Do I use it? This device works to make ripple cut vegetables but the waffle feature does not work. It is also missing a few blades. I do not use it regularly as I have a simple knife which makes ripple cut vegetables much faster and easier. 

Monday, April 1, 2013

Trying: Fresh Turmeric

Fresh turmeric is one of those things that I've heard about for years but had never tried. A mad dash to finish up our Indie Coffee Passport before the 31 March deadline had us running, in a caffeine frenzy, all over the city. We ended up on Gerrard Street. Gerrard Street is synonymous with 'Little India' here in Toronto. My husband remembers making the trek in from Scarborough to visit this strip of the city when he was a child. I first visited 7 years ago when I was new to Toronto and haven't been back since. Gerrard Street is slowly disappearing as a haven for recently immigrated Indians but it is changing and growing and will soon be something else entirely. 

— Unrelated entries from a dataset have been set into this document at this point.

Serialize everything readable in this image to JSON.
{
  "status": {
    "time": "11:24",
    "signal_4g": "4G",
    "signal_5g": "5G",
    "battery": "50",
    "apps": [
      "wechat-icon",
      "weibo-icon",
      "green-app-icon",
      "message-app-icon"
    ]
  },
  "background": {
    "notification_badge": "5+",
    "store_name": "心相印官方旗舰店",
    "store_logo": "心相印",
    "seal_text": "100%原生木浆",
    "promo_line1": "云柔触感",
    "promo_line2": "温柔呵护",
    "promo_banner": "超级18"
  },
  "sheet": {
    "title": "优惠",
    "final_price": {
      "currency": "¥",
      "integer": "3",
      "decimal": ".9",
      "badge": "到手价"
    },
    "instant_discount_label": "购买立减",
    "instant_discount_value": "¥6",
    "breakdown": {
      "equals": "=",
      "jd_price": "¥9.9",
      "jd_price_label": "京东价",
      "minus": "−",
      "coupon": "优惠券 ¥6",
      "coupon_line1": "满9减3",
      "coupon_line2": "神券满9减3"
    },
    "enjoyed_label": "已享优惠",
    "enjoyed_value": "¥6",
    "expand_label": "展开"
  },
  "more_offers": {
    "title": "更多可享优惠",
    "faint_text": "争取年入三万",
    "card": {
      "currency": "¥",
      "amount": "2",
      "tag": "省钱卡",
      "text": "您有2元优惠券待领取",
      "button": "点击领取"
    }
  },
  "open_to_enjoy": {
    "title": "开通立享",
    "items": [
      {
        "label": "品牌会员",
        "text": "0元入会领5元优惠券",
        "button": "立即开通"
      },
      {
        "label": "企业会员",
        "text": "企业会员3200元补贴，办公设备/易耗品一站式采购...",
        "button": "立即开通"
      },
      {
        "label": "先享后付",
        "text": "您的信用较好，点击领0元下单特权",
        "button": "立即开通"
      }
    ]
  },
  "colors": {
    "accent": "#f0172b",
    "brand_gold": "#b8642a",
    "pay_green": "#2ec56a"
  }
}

Gerrard Street still has an Indian influence though. I saw these lovely little roots outside a small shop. It looks like a cross between ginger and Jerusalem artichokes. I was almost convinced that it was turmeric but asked the shop keeper to make sure. These roots were labeled 'Haldi' and were 3.99/lb. I do not really have a plan for them so I only bought 0.55 cents worth! I think I will just use them with ginger and onions in a stirfry!